Over the Blue Mountains
The First Road to the West
The History of Cox’s Road
Governor Macquarie needed new lands to extend and consolidate resources to support the growing settlement of Sydney. Severe droughts, especially in 1812, and England’s extended conflict with France and the United States, all placed pressure on the continued support and existence of the settlement in Sydney. The new Government outpost at ‘Bathurst’ would enable Governor Macquarie to control the expansion of the colony to the west.
Governor Macquarie appointed retired Lieutenant William Cox JP of Clarendon, near Windsor, on the 14th May 1814, to build the first constructed road out of the Sydney Basin “across the Blue Mountains to the Macquarie River and a centrical part of the Bathurst Plains”. Cox’s party consisted of thirty convicts, with a guard of eight soldiers.
Within 6 months they constructed over 100 miles of road and associated bridges from the Nepean River to the then un-named site of Bathurst. Governor Macquarie instructed that where possible the road was to follow Surveyor Evans’ 1813 survey.
Governor Macquarie stated that the road was to be made “at least 12 feet wide so as to permit two carts or other wheel carriages to pass each other with ease.
The timber in forest ground to be cut down and cleared away 20 feet wide, grubbing up the stumps and filling up the holes, so that a four wheel carriage or cart may pass without difficulty or danger. In brush ground it is to be cut 20 feet wide and grubbed 12 feet wide”.
Cox’s party assembled on the banks of the Nepean River near Emu Plains on 17 July 1814. Ascending the Blue Mountains and arriving on 1st November 1814 at Mount York on the edge of the western escarpment. After deciding on his path to the valley floor, 38 days of exhaustive work resulted in a road involving 1.6 kilometres (1 mile) of steep graded descent.
Governor Macquarie at this point on his way to Bathurst in April 1815 said “The Pass constructed here by Mr. Cox and his party I have named Cox’s Pass …… as a just tribute due to his indefatigable zeal and meritorious exertions in constructing and finally completing this grand and important pass”.
After such a difficult section, the remainder of the construction across the foot Bathurst must have seemed relatively straightforward.

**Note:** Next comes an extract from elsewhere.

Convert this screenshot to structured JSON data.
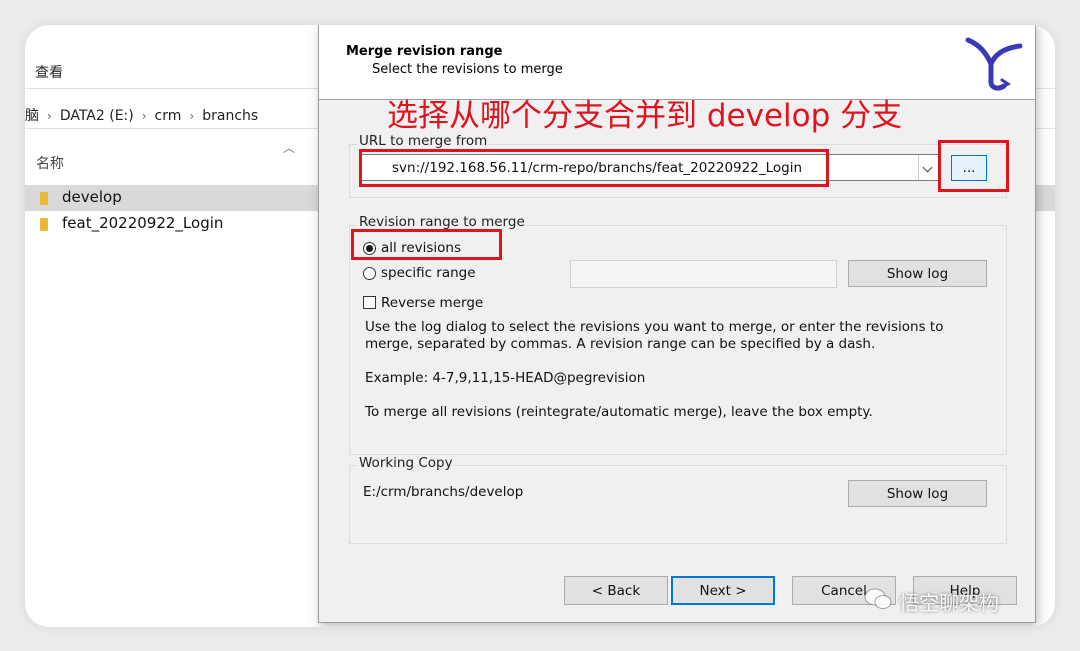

The road constructed by Cox remained in regular use till 1827, serving as a direct access to the Government settlement at Bathurst. In many places it has continued in use as a local access road.
The Journey in 1815
Imagine yourself travelling from Sydney to Bathurst in 1815. You would be either on horseback or in a wagon, or would otherwise be walking. The road had been completed in January 1815. Governor Macquarie left Sydney on 25th April 1815 and travelled by Coxs Road to Government outpost on the banks of the Macquarie when he proclaimed the township of Bathurst on 7 May, 1815.
The journey on the new road commenced at Emu Ford on the Nepean River near Penrith, and mostly followed the general location of the present day road from Glenbrook to Mount Victoria. It then descended Mount York via Coxs Pass.
Upon reaching the valley floor it proceeded in a generally westerly direction, following ridge lines where possible and passing by the present day named localities of Hartley Vale, Glenroy, Mount Blaxland, Pitts Corner and the present day Cuthill Road to Phills Falls on the Fish River. From there it followed the Mount Olive Rd and Carlwood Road, past Sidmouth Valley, to a point 2 kms south of O’Connell.
The road then continued westerly, crossing Beaconsfield, and Bloom Hill Roads and then in the general direction of the O’Connell Plains (Lagoon ) Road, meeting the Campbells River 1500 metres north of the present bridge crossing at The Lagoon (Apsley).
It then ascended the hill to cross Bidgeeribbin Road, continuing north along the ridgeline generally following the Gormans Hill Road. It terminated overlooking the Macquarie River near the present day memorial in the Peace Park, Bathurst.